What the task requires: Where a line in the entries below contains the word "subtitle", count it. Return the total alone.
++++ Data listing ++++
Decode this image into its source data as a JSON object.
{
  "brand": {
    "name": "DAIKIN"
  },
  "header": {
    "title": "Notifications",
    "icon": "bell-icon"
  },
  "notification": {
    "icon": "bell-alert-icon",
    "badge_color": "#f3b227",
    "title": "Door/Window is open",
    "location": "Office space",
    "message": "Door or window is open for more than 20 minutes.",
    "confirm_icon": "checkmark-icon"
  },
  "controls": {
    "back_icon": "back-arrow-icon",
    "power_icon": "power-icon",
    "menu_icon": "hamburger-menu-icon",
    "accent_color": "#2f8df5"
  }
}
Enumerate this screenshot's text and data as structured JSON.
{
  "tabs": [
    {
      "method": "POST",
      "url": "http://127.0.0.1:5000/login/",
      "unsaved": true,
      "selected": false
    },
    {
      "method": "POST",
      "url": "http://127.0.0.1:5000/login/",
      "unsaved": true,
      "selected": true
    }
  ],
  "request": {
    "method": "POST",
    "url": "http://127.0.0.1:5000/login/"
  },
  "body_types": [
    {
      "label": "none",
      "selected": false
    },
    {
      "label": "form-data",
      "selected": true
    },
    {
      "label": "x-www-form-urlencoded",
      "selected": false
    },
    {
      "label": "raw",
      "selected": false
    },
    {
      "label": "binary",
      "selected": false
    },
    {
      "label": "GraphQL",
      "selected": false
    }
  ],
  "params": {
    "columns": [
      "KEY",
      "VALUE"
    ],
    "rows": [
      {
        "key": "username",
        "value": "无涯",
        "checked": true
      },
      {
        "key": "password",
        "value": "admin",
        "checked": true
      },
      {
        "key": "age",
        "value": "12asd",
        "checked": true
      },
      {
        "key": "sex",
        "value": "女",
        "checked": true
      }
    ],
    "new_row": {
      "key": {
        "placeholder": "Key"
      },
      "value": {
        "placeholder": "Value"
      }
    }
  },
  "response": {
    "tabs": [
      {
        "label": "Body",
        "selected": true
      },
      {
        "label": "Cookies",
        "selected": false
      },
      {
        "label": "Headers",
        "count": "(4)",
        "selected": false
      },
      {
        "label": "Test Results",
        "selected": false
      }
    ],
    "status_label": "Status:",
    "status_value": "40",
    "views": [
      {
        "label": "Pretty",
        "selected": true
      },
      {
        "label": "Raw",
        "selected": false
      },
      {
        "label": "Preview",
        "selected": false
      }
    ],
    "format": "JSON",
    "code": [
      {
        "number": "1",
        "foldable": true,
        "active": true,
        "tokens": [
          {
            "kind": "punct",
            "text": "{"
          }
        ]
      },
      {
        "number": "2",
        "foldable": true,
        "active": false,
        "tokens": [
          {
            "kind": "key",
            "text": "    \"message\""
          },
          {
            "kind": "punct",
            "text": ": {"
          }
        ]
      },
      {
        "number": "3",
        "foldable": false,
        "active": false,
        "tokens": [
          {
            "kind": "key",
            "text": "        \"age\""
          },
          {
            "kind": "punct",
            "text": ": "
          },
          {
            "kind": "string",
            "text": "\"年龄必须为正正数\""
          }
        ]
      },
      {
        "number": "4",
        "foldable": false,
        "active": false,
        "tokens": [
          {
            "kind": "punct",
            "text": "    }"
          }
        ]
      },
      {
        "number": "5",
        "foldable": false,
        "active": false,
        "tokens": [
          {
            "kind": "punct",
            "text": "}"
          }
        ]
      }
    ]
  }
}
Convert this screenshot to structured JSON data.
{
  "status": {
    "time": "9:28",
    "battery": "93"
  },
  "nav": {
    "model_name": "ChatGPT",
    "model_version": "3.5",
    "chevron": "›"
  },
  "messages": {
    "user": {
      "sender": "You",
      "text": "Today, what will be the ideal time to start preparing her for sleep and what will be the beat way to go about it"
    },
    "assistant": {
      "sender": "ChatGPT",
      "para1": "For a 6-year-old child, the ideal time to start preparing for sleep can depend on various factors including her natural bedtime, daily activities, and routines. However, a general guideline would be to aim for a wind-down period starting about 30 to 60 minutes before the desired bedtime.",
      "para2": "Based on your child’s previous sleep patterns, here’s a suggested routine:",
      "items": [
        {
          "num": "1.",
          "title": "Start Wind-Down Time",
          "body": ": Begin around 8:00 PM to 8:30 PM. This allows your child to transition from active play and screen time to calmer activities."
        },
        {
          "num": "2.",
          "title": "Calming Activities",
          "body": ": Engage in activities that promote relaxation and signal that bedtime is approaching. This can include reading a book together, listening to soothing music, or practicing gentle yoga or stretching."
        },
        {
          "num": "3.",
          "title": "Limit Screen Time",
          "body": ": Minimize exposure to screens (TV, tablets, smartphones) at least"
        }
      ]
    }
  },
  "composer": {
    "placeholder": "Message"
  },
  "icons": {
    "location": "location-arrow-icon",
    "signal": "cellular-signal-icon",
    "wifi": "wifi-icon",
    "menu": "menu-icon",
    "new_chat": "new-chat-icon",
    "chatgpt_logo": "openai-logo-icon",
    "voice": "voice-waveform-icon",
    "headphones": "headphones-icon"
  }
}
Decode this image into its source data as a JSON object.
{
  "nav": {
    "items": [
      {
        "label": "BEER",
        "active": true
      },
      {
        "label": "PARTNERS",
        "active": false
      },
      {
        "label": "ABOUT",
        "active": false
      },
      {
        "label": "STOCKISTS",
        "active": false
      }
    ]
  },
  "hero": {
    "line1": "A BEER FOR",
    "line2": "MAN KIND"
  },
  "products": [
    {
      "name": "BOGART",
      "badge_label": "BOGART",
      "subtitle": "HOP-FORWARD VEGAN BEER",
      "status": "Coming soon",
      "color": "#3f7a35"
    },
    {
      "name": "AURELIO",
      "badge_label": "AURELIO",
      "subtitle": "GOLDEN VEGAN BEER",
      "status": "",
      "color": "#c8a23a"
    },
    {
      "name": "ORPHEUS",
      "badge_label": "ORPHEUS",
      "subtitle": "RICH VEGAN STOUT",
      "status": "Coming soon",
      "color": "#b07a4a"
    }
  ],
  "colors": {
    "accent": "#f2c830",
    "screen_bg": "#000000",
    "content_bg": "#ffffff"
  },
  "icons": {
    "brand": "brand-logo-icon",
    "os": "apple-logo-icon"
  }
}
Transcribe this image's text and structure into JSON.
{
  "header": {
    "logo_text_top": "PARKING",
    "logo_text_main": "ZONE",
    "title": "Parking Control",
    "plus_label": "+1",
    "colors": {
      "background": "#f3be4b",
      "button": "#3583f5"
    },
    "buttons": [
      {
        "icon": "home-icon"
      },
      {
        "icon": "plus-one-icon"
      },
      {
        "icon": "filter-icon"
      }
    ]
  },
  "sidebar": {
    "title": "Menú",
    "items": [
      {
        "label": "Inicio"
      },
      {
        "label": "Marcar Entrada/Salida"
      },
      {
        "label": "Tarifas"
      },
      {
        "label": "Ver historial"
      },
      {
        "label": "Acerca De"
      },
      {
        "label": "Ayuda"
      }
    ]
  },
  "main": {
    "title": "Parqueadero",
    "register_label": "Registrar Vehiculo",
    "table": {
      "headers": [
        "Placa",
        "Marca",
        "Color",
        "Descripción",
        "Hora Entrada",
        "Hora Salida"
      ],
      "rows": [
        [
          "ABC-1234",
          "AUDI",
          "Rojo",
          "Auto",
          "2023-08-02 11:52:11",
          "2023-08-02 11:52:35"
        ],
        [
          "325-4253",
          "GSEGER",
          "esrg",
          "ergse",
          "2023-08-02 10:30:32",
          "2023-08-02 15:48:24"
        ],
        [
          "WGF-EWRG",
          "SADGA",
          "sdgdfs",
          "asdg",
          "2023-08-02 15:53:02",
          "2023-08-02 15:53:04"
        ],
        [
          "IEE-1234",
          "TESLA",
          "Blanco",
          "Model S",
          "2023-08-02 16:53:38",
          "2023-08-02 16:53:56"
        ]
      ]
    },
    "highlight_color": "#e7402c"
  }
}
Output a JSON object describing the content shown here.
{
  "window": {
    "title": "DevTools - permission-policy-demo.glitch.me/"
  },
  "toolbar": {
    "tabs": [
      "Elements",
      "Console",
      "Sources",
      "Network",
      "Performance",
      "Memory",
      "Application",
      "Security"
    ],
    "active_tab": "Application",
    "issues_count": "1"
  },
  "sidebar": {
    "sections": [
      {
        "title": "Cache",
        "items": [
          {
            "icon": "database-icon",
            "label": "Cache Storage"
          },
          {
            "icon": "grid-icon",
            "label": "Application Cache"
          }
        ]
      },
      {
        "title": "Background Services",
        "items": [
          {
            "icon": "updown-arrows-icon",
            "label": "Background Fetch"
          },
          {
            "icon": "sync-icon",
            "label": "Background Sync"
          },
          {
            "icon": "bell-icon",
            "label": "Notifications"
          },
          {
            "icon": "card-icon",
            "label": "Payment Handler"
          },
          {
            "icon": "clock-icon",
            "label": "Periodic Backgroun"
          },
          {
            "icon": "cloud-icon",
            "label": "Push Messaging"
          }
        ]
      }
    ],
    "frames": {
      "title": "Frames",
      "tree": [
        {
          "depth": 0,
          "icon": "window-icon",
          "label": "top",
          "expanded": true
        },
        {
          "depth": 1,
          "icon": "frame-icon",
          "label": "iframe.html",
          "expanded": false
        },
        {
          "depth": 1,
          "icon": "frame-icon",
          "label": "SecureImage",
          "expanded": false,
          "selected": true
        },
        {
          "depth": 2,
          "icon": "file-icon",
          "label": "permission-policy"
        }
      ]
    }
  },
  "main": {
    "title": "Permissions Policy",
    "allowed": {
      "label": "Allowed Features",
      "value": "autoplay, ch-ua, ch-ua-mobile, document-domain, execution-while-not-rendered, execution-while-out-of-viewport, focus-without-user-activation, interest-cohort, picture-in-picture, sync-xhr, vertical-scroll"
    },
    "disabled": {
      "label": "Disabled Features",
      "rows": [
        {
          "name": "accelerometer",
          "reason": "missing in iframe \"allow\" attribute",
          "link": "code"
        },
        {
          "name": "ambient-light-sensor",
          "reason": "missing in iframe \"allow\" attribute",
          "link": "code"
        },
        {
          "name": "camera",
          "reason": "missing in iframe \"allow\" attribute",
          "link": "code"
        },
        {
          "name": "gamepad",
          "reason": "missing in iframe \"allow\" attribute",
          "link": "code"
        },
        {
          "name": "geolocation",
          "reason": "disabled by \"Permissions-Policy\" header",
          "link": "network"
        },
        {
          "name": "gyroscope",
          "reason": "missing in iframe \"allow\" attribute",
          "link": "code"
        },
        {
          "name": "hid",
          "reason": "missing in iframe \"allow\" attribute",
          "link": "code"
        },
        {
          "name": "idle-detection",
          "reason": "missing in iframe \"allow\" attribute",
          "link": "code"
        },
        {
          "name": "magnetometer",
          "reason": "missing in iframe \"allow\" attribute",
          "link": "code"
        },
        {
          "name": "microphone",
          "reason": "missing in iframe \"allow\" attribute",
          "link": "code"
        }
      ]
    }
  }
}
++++
Solved problem: 3